Page and application data records
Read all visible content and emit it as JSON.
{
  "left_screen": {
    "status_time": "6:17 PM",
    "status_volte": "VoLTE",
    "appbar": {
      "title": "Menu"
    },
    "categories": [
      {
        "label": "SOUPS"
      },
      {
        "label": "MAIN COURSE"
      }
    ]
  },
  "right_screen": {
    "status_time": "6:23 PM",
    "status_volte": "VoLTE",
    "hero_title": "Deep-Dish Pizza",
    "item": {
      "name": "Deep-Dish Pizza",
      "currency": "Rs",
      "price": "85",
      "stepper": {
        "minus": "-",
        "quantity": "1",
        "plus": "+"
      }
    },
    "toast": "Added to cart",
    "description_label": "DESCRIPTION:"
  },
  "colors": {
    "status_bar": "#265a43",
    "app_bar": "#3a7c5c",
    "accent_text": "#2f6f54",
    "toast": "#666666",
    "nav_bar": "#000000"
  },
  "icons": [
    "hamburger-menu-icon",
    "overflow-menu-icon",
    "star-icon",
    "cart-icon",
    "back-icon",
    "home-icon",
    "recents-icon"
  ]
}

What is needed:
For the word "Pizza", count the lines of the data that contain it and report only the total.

Task answer:
2